Kentucky Governor Steve Beshear has issued a stern warning to a county clerk who objected to issuing same-sex marriage licenses over religious beliefs, telling the clerk issue them, or resign.
Casey County Clerk Casey Davis met with Beshear Thursday and asked for an exemption from issuing such licenses, explaining to the governor that he religious objections to same-sex marriage. Beshear made it clear to the clerk that he has to follow the Supreme Court’s orders and if he could not fulfill his duties, he should resign.
However, Davis walked away from the meeting vowing not to issue any same-sex marriage licenses and would go to jail before he resigned.
“If that’s what it takes for me to express the freedom of religion that I believe I was born with, I’m willing to do that,” Davis told reporters.
Beshear then issued a statement reaffirming that all county clerks are to follow the Supreme Court and issues marriage licenses, regardless of the clerks personal beliefs.
“This morning, I advised Mr. Davis that I respect his right to his own personal beliefs regarding same-sex marriage,” Beshear said. “However, when he was elected, he took a constitutional oath to uphold the United States Constitution.”
Davis is not alone in his defiance and all of those who refuse to do the job they were elected to do should be removed from office.
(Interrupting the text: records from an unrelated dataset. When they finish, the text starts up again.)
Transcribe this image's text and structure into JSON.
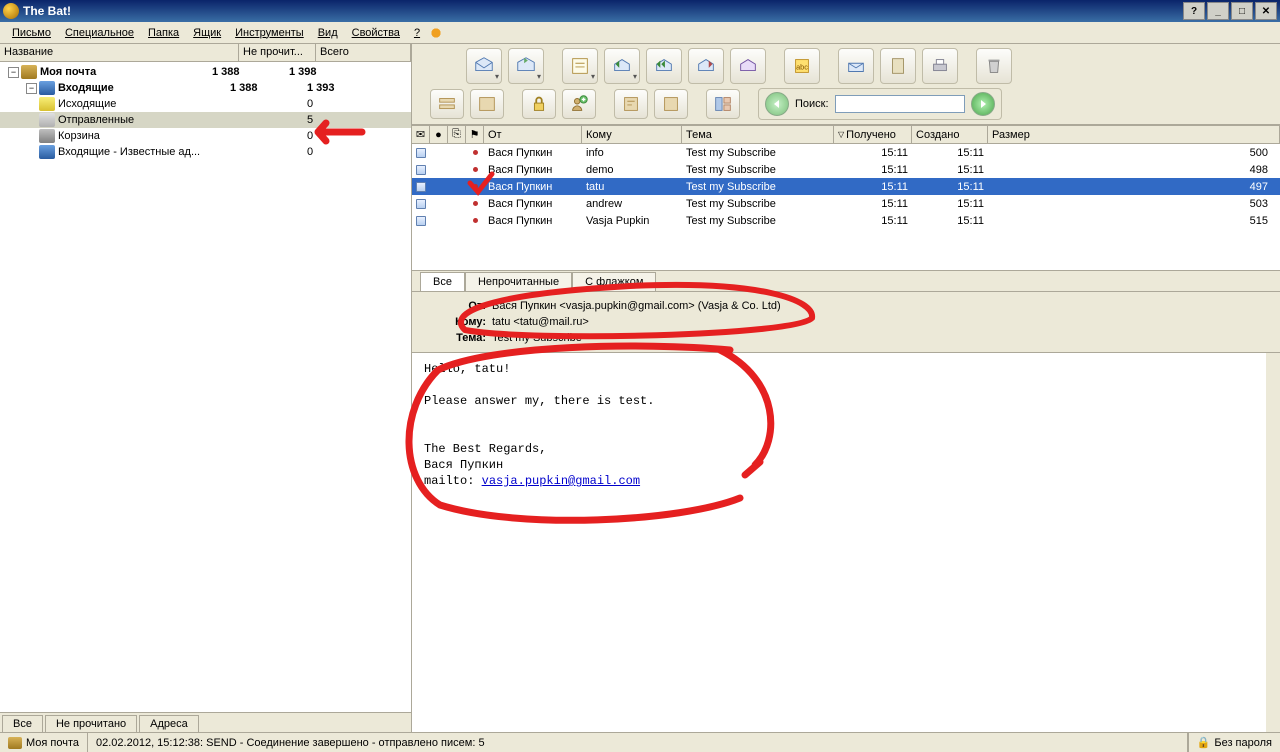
{
  "window": {
    "title": "The Bat!"
  },
  "menu": {
    "items": [
      "Письмо",
      "Специальное",
      "Папка",
      "Ящик",
      "Инструменты",
      "Вид",
      "Свойства",
      "?"
    ]
  },
  "tree": {
    "headers": [
      "Название",
      "Не прочит...",
      "Всего"
    ],
    "rows": [
      {
        "label": "Моя почта",
        "unread": "1 388",
        "total": "1 398",
        "level": 0,
        "expandable": true,
        "bold": true,
        "icon": "ficon-mail"
      },
      {
        "label": "Входящие",
        "unread": "1 388",
        "total": "1 393",
        "level": 1,
        "expandable": true,
        "bold": true,
        "icon": "ficon-in"
      },
      {
        "label": "Исходящие",
        "unread": "",
        "total": "0",
        "level": 1,
        "icon": "ficon-out"
      },
      {
        "label": "Отправленные",
        "unread": "",
        "total": "5",
        "level": 1,
        "icon": "ficon-sent",
        "selected": true
      },
      {
        "label": "Корзина",
        "unread": "",
        "total": "0",
        "level": 1,
        "icon": "ficon-trash"
      },
      {
        "label": "Входящие - Известные ад...",
        "unread": "",
        "total": "0",
        "level": 1,
        "icon": "ficon-in"
      }
    ]
  },
  "leftTabs": [
    "Все",
    "Не прочитано",
    "Адреса"
  ],
  "search": {
    "label": "Поиск:",
    "value": ""
  },
  "msgHeaders": {
    "from": "От",
    "to": "Кому",
    "subject": "Тема",
    "received": "Получено",
    "created": "Создано",
    "size": "Размер"
  },
  "messages": [
    {
      "from": "Вася Пупкин",
      "to": "info",
      "subject": "Test my Subscribe",
      "received": "15:11",
      "created": "15:11",
      "size": "500"
    },
    {
      "from": "Вася Пупкин",
      "to": "demo",
      "subject": "Test my Subscribe",
      "received": "15:11",
      "created": "15:11",
      "size": "498"
    },
    {
      "from": "Вася Пупкин",
      "to": "tatu",
      "subject": "Test my Subscribe",
      "received": "15:11",
      "created": "15:11",
      "size": "497",
      "selected": true
    },
    {
      "from": "Вася Пупкин",
      "to": "andrew",
      "subject": "Test my Subscribe",
      "received": "15:11",
      "created": "15:11",
      "size": "503"
    },
    {
      "from": "Вася Пупкин",
      "to": "Vasja Pupkin",
      "subject": "Test my Subscribe",
      "received": "15:11",
      "created": "15:11",
      "size": "515"
    }
  ],
  "filterTabs": [
    "Все",
    "Непрочитанные",
    "С флажком"
  ],
  "preview": {
    "headers": {
      "fromLabel": "От:",
      "fromValue": "Вася Пупкин <vasja.pupkin@gmail.com>  (Vasja & Co. Ltd)",
      "toLabel": "Кому:",
      "toValue": "tatu <tatu@mail.ru>",
      "subjLabel": "Тема:",
      "subjValue": "Test my Subscribe"
    },
    "body": {
      "l1": "Hello, tatu!",
      "l2": "Please answer my, there is test.",
      "l3": "The Best Regards,",
      "l4": "Вася Пупкин",
      "l5": "mailto:",
      "link": "vasja.pupkin@gmail.com"
    }
  },
  "status": {
    "left": "Моя почта",
    "center": "02.02.2012, 15:12:38: SEND  - Соединение завершено - отправлено писем: 5",
    "right": "Без пароля"
  }
}
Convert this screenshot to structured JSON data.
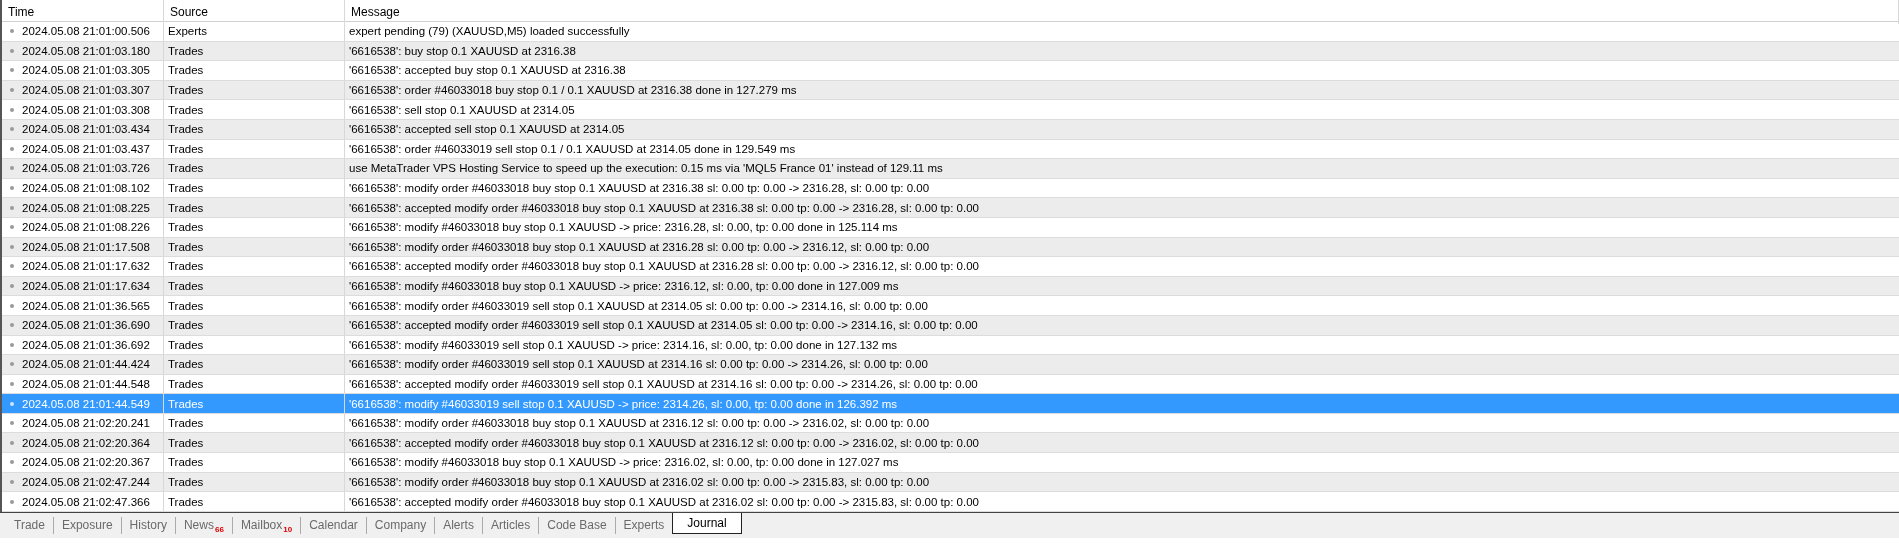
{
  "table": {
    "columns": [
      "Time",
      "Source",
      "Message"
    ],
    "rows": [
      {
        "time": "2024.05.08 21:01:00.506",
        "source": "Experts",
        "message": "expert pending (79) (XAUUSD,M5) loaded successfully",
        "selected": false
      },
      {
        "time": "2024.05.08 21:01:03.180",
        "source": "Trades",
        "message": "'6616538': buy stop 0.1 XAUUSD at 2316.38",
        "selected": false
      },
      {
        "time": "2024.05.08 21:01:03.305",
        "source": "Trades",
        "message": "'6616538': accepted buy stop 0.1 XAUUSD at 2316.38",
        "selected": false
      },
      {
        "time": "2024.05.08 21:01:03.307",
        "source": "Trades",
        "message": "'6616538': order #46033018 buy stop 0.1 / 0.1 XAUUSD at 2316.38 done in 127.279 ms",
        "selected": false
      },
      {
        "time": "2024.05.08 21:01:03.308",
        "source": "Trades",
        "message": "'6616538': sell stop 0.1 XAUUSD at 2314.05",
        "selected": false
      },
      {
        "time": "2024.05.08 21:01:03.434",
        "source": "Trades",
        "message": "'6616538': accepted sell stop 0.1 XAUUSD at 2314.05",
        "selected": false
      },
      {
        "time": "2024.05.08 21:01:03.437",
        "source": "Trades",
        "message": "'6616538': order #46033019 sell stop 0.1 / 0.1 XAUUSD at 2314.05 done in 129.549 ms",
        "selected": false
      },
      {
        "time": "2024.05.08 21:01:03.726",
        "source": "Trades",
        "message": "use MetaTrader VPS Hosting Service to speed up the execution: 0.15 ms via 'MQL5 France 01' instead of 129.11 ms",
        "selected": false
      },
      {
        "time": "2024.05.08 21:01:08.102",
        "source": "Trades",
        "message": "'6616538': modify order #46033018 buy stop 0.1 XAUUSD at 2316.38 sl: 0.00 tp: 0.00 -> 2316.28, sl: 0.00 tp: 0.00",
        "selected": false
      },
      {
        "time": "2024.05.08 21:01:08.225",
        "source": "Trades",
        "message": "'6616538': accepted modify order #46033018 buy stop 0.1 XAUUSD at 2316.38 sl: 0.00 tp: 0.00 -> 2316.28, sl: 0.00 tp: 0.00",
        "selected": false
      },
      {
        "time": "2024.05.08 21:01:08.226",
        "source": "Trades",
        "message": "'6616538': modify #46033018 buy stop 0.1 XAUUSD -> price: 2316.28, sl: 0.00, tp: 0.00 done in 125.114 ms",
        "selected": false
      },
      {
        "time": "2024.05.08 21:01:17.508",
        "source": "Trades",
        "message": "'6616538': modify order #46033018 buy stop 0.1 XAUUSD at 2316.28 sl: 0.00 tp: 0.00 -> 2316.12, sl: 0.00 tp: 0.00",
        "selected": false
      },
      {
        "time": "2024.05.08 21:01:17.632",
        "source": "Trades",
        "message": "'6616538': accepted modify order #46033018 buy stop 0.1 XAUUSD at 2316.28 sl: 0.00 tp: 0.00 -> 2316.12, sl: 0.00 tp: 0.00",
        "selected": false
      },
      {
        "time": "2024.05.08 21:01:17.634",
        "source": "Trades",
        "message": "'6616538': modify #46033018 buy stop 0.1 XAUUSD -> price: 2316.12, sl: 0.00, tp: 0.00 done in 127.009 ms",
        "selected": false
      },
      {
        "time": "2024.05.08 21:01:36.565",
        "source": "Trades",
        "message": "'6616538': modify order #46033019 sell stop 0.1 XAUUSD at 2314.05 sl: 0.00 tp: 0.00 -> 2314.16, sl: 0.00 tp: 0.00",
        "selected": false
      },
      {
        "time": "2024.05.08 21:01:36.690",
        "source": "Trades",
        "message": "'6616538': accepted modify order #46033019 sell stop 0.1 XAUUSD at 2314.05 sl: 0.00 tp: 0.00 -> 2314.16, sl: 0.00 tp: 0.00",
        "selected": false
      },
      {
        "time": "2024.05.08 21:01:36.692",
        "source": "Trades",
        "message": "'6616538': modify #46033019 sell stop 0.1 XAUUSD -> price: 2314.16, sl: 0.00, tp: 0.00 done in 127.132 ms",
        "selected": false
      },
      {
        "time": "2024.05.08 21:01:44.424",
        "source": "Trades",
        "message": "'6616538': modify order #46033019 sell stop 0.1 XAUUSD at 2314.16 sl: 0.00 tp: 0.00 -> 2314.26, sl: 0.00 tp: 0.00",
        "selected": false
      },
      {
        "time": "2024.05.08 21:01:44.548",
        "source": "Trades",
        "message": "'6616538': accepted modify order #46033019 sell stop 0.1 XAUUSD at 2314.16 sl: 0.00 tp: 0.00 -> 2314.26, sl: 0.00 tp: 0.00",
        "selected": false
      },
      {
        "time": "2024.05.08 21:01:44.549",
        "source": "Trades",
        "message": "'6616538': modify #46033019 sell stop 0.1 XAUUSD -> price: 2314.26, sl: 0.00, tp: 0.00 done in 126.392 ms",
        "selected": true
      },
      {
        "time": "2024.05.08 21:02:20.241",
        "source": "Trades",
        "message": "'6616538': modify order #46033018 buy stop 0.1 XAUUSD at 2316.12 sl: 0.00 tp: 0.00 -> 2316.02, sl: 0.00 tp: 0.00",
        "selected": false
      },
      {
        "time": "2024.05.08 21:02:20.364",
        "source": "Trades",
        "message": "'6616538': accepted modify order #46033018 buy stop 0.1 XAUUSD at 2316.12 sl: 0.00 tp: 0.00 -> 2316.02, sl: 0.00 tp: 0.00",
        "selected": false
      },
      {
        "time": "2024.05.08 21:02:20.367",
        "source": "Trades",
        "message": "'6616538': modify #46033018 buy stop 0.1 XAUUSD -> price: 2316.02, sl: 0.00, tp: 0.00 done in 127.027 ms",
        "selected": false
      },
      {
        "time": "2024.05.08 21:02:47.244",
        "source": "Trades",
        "message": "'6616538': modify order #46033018 buy stop 0.1 XAUUSD at 2316.02 sl: 0.00 tp: 0.00 -> 2315.83, sl: 0.00 tp: 0.00",
        "selected": false
      },
      {
        "time": "2024.05.08 21:02:47.366",
        "source": "Trades",
        "message": "'6616538': accepted modify order #46033018 buy stop 0.1 XAUUSD at 2316.02 sl: 0.00 tp: 0.00 -> 2315.83, sl: 0.00 tp: 0.00",
        "selected": false
      }
    ]
  },
  "tabs": [
    {
      "label": "Trade",
      "selected": false
    },
    {
      "label": "Exposure",
      "selected": false
    },
    {
      "label": "History",
      "selected": false
    },
    {
      "label": "News",
      "count": "66",
      "selected": false
    },
    {
      "label": "Mailbox",
      "count": "10",
      "selected": false
    },
    {
      "label": "Calendar",
      "selected": false
    },
    {
      "label": "Company",
      "selected": false
    },
    {
      "label": "Alerts",
      "selected": false
    },
    {
      "label": "Articles",
      "selected": false
    },
    {
      "label": "Code Base",
      "selected": false
    },
    {
      "label": "Experts",
      "selected": false
    },
    {
      "label": "Journal",
      "selected": true
    }
  ]
}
Though removing them from office is not easy, because they are elected officials they would have to go through an impeachment process.
The governor said the voters will take notice of the clerks who defy to uphold their constitutional duties and hopes they will be removed from office and that the state government can avoid wasting any taxpayer dollars on this issue.
Chris Hartman, director of the Fairness Campaign, a Kentucky equal rights advocacy group, called Beshear’s position on the matter “prudent governance.”
“The governor is there to ensure the taxpayers’ dollars are protected from frivolous spending, which would certainly be incurred if the county clerks continue to refuse to do their jobs,” he said. “They could end up costing the state tens or hundreds of thousands of dollars in costly and lengthy litigation.”
Yet, Martin Cothran, senior policy analyst for the Family Foundation, anti-equality group, it’s not clear that the governor has the authority to tell clerks what to do in this situation.
“At this point, it’s looking to us like this is an issue between the county clerks and their constituents who voted them into office,” Cothran said. “We’ve said before that the county clerks swore an oath to a Constitution that prohibited the very marriages that the governor is now saying they have to issue licenses for.”
Apparently, Cothran has never read the Constitution and believes there is an amendment that bans same-sex marriage. The Supreme Court will inform him differently.